ASSIGNMENT –
The lines to be copied are those below that contain "Group".

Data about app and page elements

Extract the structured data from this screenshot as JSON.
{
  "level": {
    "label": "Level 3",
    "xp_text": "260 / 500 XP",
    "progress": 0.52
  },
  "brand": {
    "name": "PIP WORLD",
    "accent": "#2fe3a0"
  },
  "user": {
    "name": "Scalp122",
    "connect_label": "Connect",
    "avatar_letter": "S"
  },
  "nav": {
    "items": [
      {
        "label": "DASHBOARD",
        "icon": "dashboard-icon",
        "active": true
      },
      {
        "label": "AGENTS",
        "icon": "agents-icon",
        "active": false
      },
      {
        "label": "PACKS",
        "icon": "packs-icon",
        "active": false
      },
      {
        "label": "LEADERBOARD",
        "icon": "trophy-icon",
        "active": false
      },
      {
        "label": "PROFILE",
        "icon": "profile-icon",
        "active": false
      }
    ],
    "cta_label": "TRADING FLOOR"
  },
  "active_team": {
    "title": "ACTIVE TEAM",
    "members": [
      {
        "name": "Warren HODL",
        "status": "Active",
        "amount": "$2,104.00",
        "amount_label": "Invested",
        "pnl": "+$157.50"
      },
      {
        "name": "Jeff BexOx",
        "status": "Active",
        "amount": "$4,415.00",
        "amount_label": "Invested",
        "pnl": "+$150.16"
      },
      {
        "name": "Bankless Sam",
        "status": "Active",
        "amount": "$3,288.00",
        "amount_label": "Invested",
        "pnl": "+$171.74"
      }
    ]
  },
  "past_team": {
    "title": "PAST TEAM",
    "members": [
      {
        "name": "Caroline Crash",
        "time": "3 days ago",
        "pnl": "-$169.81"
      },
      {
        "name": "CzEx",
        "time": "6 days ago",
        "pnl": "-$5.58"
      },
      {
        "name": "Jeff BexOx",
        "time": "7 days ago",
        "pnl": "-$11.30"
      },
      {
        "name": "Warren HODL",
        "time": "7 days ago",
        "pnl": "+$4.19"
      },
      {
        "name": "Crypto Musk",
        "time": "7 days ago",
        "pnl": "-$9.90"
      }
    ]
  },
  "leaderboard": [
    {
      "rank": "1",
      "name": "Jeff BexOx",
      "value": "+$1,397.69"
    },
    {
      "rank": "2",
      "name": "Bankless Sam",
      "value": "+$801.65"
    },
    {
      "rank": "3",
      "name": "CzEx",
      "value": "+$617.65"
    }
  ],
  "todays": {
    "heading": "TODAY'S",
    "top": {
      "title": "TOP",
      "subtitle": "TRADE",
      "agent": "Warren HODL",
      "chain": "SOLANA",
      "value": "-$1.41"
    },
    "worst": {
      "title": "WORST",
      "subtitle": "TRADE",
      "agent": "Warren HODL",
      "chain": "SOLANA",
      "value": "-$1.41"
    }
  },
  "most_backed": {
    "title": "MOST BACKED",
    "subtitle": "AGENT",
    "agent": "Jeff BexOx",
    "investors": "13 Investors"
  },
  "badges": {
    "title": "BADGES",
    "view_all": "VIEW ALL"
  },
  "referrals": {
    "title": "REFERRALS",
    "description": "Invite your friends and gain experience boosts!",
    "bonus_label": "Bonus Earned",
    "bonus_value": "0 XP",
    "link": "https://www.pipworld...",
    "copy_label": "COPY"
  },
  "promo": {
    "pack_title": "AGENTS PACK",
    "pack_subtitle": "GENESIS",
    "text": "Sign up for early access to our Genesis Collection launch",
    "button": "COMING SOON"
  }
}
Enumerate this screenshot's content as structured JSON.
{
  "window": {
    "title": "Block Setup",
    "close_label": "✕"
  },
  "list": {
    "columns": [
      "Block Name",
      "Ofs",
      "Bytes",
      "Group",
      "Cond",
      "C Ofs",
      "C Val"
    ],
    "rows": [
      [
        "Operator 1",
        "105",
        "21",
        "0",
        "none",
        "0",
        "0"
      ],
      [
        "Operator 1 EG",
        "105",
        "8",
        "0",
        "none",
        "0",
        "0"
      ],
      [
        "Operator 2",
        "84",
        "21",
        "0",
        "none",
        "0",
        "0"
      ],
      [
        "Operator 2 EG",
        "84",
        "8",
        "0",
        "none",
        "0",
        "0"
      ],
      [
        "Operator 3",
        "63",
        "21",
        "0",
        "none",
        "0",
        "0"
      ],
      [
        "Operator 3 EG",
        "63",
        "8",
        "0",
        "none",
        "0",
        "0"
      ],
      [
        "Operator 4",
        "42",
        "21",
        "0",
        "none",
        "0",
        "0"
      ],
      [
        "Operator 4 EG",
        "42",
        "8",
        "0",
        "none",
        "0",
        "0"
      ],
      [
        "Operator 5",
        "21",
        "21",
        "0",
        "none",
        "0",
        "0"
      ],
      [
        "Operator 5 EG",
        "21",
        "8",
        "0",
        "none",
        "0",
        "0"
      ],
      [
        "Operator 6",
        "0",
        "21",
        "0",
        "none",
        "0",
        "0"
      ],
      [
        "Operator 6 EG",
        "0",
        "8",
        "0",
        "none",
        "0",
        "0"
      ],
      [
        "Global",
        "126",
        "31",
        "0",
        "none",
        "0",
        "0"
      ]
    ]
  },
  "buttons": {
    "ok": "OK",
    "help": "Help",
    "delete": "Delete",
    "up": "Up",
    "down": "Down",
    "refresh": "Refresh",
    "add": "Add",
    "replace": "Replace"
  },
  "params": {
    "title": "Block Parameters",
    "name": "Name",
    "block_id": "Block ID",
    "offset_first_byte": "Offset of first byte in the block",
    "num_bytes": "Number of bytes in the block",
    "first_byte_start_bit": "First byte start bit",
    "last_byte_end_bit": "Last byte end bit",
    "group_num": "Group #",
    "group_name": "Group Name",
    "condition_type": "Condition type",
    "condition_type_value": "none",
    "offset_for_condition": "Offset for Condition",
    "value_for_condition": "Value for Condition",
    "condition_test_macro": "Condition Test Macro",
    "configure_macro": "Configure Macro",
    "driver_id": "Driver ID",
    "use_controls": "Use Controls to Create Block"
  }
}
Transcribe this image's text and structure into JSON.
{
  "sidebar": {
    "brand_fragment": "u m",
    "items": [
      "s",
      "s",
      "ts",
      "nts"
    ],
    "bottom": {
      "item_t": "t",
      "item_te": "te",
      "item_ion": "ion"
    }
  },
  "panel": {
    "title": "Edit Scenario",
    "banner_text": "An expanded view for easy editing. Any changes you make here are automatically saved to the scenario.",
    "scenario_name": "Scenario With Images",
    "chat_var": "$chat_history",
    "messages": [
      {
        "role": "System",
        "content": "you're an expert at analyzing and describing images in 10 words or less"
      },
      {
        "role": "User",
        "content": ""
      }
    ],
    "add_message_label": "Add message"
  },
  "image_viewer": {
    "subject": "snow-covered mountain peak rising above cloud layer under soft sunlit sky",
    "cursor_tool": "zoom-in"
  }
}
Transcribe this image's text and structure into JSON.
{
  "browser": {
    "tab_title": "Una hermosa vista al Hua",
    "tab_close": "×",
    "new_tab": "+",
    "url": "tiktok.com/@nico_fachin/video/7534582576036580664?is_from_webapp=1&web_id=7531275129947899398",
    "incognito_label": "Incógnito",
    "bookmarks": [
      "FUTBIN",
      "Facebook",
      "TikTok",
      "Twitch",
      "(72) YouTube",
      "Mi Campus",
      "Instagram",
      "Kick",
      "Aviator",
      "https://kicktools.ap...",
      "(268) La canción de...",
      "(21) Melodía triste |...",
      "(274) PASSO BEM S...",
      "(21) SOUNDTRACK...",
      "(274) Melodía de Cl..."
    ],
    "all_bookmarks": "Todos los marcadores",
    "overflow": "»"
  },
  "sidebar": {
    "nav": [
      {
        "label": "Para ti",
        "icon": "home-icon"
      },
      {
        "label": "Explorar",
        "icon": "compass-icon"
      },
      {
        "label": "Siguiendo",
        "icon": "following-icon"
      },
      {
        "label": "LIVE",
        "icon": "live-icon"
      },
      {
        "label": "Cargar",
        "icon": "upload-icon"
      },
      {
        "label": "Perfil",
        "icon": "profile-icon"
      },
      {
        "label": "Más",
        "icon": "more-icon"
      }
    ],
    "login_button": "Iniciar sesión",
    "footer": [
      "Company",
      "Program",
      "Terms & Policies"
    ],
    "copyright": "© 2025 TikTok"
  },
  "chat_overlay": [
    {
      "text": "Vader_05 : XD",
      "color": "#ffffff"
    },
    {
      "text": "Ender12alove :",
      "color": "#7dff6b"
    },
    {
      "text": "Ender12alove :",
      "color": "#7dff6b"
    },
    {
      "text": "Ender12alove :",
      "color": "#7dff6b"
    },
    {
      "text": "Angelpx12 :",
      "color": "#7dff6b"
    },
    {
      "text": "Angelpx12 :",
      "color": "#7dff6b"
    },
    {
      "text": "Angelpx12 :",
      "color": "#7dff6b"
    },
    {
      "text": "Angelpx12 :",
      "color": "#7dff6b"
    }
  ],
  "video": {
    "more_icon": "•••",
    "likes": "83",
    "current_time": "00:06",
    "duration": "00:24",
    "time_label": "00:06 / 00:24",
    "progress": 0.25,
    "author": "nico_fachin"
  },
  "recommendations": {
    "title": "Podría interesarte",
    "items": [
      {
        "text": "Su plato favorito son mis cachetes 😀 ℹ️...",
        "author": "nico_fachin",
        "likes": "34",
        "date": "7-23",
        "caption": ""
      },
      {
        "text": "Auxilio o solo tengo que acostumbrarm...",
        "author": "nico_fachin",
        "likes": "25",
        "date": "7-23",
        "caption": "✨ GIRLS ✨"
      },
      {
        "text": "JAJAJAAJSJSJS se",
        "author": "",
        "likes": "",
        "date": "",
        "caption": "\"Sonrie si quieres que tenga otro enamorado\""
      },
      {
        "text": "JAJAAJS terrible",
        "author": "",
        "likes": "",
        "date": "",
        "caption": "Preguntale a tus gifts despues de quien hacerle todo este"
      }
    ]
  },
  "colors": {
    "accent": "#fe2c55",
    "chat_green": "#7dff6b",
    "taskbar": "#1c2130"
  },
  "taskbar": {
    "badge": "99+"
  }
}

WRITTEN RESPONSE –
      "Group",
    "group_num": "Group #",
    "group_name": "Group Name",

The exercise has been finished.